When these conditions are met, a portable toilet may be used externally e.g. within a toilet tent or awning, where it is appropriate and convenient to do so.

I had time for them, but now my patience – and I think that of many many New Zealanders – is running out. It is time to regulate their vehicles as being supposedly fit for over nighting in places where camping is generally forbidden is often not what one thinks it is. Far too often we now hear of campers becoming aggressive when challenged about the suitability of their vehicle to be parked in a non camping area. Far too often we find freedom campers parked in parts of towns and rural areas where they should not be.

Aside from being disgusting and unsightly in the extreme to see other peoples faeces, it is a particularly poor look on the part of a country that prides itself on being clean and green. Yes everyone needs to answer a call of nature at some point and that there will most certainly be cases where it cannot be done in a proper toilet.

Is it inappropriate to remind them that they are in New Zealand and are therefore expected to comply with New Zealand law (which admittedly needs to be clarified and tightened up, but that is beyond the scope of this article)? I think not. When other campers cannot get access to a particular site because it is blocked and the campers are aggressive, whose fault is that?

I do not believe I am being unnecessarily harsh when I say that the only vehicles that should be permitted for this purpose should have an enforceable certificate of self containment. But before we do that, there has to be a regime with appropriate agencies involved and a way of making the enforcement stick. This will require the co-operation of rental car and other rental vehicle agencies, the N.Z.T.A. and local councils.

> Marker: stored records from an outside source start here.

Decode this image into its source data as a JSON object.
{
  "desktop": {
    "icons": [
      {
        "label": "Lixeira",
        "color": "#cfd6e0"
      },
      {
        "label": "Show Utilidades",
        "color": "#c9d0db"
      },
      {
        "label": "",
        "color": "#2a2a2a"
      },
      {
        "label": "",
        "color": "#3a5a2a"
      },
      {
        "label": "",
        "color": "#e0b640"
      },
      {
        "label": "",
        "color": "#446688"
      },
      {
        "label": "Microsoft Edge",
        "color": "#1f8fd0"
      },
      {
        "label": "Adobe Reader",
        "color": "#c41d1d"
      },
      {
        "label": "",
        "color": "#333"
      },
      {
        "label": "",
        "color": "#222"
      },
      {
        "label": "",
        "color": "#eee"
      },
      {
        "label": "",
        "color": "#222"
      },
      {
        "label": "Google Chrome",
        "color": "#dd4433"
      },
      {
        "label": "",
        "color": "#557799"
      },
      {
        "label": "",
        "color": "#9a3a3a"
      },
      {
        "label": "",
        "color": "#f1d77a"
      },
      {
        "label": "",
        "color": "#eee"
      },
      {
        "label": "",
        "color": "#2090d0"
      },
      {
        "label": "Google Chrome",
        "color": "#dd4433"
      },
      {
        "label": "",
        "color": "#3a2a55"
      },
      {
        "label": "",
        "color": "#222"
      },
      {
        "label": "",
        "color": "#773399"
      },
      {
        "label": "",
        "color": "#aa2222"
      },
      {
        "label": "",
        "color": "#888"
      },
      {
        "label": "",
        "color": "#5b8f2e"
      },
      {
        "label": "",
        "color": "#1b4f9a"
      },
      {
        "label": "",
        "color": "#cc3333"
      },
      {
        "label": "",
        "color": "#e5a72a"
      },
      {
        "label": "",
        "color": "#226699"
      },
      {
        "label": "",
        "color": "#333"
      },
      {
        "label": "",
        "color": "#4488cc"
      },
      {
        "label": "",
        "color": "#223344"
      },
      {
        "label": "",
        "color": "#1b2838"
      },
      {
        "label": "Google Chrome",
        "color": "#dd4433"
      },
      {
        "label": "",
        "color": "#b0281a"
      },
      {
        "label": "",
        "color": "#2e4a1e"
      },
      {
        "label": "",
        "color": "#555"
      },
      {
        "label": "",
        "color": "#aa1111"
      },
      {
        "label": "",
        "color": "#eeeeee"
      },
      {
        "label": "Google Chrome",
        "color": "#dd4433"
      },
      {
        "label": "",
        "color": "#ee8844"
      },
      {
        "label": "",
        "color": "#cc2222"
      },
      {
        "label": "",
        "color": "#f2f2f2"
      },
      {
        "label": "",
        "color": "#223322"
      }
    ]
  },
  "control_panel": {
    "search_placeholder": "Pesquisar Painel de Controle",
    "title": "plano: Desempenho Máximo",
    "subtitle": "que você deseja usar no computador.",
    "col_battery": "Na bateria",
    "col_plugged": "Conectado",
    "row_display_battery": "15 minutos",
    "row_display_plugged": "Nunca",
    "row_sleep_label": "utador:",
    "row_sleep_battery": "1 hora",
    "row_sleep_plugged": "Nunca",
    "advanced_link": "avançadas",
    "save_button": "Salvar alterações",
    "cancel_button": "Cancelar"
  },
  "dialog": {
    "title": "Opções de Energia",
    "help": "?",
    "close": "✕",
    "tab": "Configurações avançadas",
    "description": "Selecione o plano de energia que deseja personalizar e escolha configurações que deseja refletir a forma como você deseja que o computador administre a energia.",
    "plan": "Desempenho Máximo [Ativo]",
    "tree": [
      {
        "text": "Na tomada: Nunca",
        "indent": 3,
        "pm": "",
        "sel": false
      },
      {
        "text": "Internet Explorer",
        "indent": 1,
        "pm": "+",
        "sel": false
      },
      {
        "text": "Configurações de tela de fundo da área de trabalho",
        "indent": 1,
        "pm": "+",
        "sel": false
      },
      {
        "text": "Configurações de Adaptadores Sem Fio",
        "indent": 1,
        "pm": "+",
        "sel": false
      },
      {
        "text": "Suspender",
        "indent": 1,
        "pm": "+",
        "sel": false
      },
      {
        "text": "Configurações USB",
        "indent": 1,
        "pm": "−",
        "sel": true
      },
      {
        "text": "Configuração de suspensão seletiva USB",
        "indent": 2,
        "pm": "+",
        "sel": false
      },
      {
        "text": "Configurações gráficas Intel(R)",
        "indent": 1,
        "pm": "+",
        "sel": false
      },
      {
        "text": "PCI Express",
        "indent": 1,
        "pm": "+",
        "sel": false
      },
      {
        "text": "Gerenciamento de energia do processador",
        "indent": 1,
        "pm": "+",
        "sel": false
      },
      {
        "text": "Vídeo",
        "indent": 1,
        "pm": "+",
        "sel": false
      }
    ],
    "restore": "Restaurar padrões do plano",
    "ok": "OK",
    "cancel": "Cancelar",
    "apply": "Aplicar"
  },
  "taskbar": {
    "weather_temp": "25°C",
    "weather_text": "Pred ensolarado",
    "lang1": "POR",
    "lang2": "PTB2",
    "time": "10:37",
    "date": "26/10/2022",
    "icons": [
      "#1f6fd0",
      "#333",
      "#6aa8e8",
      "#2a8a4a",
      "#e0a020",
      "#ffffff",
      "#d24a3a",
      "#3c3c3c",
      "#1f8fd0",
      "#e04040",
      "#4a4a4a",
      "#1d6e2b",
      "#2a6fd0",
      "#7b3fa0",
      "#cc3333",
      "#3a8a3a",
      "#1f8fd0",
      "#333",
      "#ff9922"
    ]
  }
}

Then, may be people like Bex Hill will not have to see such sights again.